"This morning I saw the country from my window a long time before sunrise, with nothing but the morning star, which looked very big," van Gogh wrote to his brother Theo, from France. Rooted in imagination and memory, The Starry Night embodies an inner, subjective expression of van Gogh's response to nature. In thick, sweeping brushstrokes, a flamelike cypress unites the churning sky and the quiet village below. The village was partly invented, and the church spire evokes van Gogh's native land, the Netherlands.
Gallery label from 2011
Van Gogh's night sky is a field of roiling energy. Below the exploding stars, the village is a place of quiet order. Connecting earth and sky is the flamelike cypress, a tree traditionally associated with graveyards and mourning. But death was not ominous for van Gogh. "Looking at the stars always makes me dream," he said, "Why, I ask myself, shouldn't the shining dots of the sky be as accessible as the black dots on the map of France?
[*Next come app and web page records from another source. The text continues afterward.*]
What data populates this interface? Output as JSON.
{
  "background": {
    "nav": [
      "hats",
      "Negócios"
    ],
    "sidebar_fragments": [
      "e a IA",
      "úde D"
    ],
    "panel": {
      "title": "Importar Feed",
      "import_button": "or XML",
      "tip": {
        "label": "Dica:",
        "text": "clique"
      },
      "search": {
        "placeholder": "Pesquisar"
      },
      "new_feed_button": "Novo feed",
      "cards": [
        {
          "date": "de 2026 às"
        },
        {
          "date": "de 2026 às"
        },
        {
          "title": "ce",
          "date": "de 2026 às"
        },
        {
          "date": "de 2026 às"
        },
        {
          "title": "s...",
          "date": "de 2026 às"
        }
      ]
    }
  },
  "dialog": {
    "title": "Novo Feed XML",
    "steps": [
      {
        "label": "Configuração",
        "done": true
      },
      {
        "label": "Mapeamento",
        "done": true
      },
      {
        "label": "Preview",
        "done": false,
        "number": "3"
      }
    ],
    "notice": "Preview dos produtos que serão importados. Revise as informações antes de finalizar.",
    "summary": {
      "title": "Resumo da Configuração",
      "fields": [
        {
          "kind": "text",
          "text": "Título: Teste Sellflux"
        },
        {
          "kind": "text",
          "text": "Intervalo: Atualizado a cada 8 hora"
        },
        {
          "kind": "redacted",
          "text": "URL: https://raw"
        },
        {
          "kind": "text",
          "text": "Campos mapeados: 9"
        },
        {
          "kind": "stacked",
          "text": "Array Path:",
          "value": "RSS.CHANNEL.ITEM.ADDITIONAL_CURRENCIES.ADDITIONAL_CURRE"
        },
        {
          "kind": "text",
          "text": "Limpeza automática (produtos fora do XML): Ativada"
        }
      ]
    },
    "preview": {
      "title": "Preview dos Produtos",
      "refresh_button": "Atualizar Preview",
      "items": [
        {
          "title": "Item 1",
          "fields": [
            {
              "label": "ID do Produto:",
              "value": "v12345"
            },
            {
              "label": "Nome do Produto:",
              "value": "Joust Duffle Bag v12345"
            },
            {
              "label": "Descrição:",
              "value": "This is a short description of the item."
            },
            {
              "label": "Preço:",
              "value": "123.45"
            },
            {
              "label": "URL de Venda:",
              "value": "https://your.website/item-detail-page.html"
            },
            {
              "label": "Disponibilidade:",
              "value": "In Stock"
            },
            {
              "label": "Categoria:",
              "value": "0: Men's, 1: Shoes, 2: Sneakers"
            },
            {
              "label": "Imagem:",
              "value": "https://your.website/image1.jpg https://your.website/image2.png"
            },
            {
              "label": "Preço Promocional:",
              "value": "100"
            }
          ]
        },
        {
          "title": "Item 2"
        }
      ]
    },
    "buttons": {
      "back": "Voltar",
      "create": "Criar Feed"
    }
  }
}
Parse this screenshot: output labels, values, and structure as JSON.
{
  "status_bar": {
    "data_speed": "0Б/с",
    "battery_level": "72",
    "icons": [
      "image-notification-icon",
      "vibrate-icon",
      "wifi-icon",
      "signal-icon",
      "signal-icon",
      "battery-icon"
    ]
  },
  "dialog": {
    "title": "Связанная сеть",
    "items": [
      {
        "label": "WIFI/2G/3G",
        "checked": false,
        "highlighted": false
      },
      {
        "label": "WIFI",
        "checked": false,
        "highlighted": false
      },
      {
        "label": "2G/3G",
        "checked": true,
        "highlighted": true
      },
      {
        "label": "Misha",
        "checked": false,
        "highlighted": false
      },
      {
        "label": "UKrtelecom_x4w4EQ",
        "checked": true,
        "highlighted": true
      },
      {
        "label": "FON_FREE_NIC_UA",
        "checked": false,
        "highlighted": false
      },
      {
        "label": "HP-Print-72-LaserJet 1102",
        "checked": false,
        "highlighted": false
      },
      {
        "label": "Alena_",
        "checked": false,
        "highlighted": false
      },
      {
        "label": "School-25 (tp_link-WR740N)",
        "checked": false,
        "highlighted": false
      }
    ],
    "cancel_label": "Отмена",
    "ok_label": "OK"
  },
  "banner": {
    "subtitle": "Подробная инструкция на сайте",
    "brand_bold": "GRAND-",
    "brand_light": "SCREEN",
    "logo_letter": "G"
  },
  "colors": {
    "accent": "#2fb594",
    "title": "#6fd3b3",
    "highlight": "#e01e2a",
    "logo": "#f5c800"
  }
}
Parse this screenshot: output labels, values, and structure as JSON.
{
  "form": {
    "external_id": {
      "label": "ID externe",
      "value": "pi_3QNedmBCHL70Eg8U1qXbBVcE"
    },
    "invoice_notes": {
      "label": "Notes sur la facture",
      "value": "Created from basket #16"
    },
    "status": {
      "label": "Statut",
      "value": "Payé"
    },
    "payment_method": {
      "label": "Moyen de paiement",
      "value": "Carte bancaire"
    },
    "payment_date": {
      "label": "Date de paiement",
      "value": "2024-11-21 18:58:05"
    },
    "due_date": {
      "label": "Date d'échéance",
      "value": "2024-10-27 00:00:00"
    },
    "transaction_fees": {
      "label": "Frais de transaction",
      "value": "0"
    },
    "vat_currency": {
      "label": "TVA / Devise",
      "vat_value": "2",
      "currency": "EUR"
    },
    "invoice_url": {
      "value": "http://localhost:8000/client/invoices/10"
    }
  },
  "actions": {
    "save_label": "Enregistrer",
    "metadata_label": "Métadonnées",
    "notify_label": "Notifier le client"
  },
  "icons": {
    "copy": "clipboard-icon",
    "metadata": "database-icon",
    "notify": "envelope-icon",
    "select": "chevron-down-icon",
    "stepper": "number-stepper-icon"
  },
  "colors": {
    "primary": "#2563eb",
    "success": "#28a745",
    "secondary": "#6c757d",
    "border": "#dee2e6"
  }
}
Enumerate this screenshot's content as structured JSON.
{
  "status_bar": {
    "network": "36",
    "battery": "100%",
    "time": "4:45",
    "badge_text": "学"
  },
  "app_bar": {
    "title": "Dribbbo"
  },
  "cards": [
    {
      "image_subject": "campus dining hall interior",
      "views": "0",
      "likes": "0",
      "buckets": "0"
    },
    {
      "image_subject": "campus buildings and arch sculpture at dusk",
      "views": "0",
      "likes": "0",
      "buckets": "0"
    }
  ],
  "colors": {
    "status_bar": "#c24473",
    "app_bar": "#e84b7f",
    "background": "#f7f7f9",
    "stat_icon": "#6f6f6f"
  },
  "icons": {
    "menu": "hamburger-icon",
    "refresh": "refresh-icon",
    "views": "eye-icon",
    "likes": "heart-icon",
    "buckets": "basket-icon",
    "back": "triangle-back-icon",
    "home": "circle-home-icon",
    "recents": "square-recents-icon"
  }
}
Just as we take the train to get to Tarascon or Rouen, we take death to reach a star."
The artist wrote of his experience to his brother Theo: "This morning I saw the country from my window a long time before sunrise, with nothing but the morning star, which looked very big." This morning star, or Venus, may be the large white star just left of center in The Starry Night. The hamlet, on the other hand, is invented, and the church spire evokes van Gogh's native land, the Netherlands. The painting, like its daytime companion, The Olive Trees, is rooted in imagination and memory. Leaving behind the Impressionist doctrine of truth to nature in favor of restless feeling and intense color, as in this highly charged picture, van Gogh made his work a touchstone for all subsequent Expressionist painting.
Publication excerpt from The Museum of Modern Art, MoMA Highlights, New York: The Museum of Modern Art, revised 2004, originally published 1999, p. 35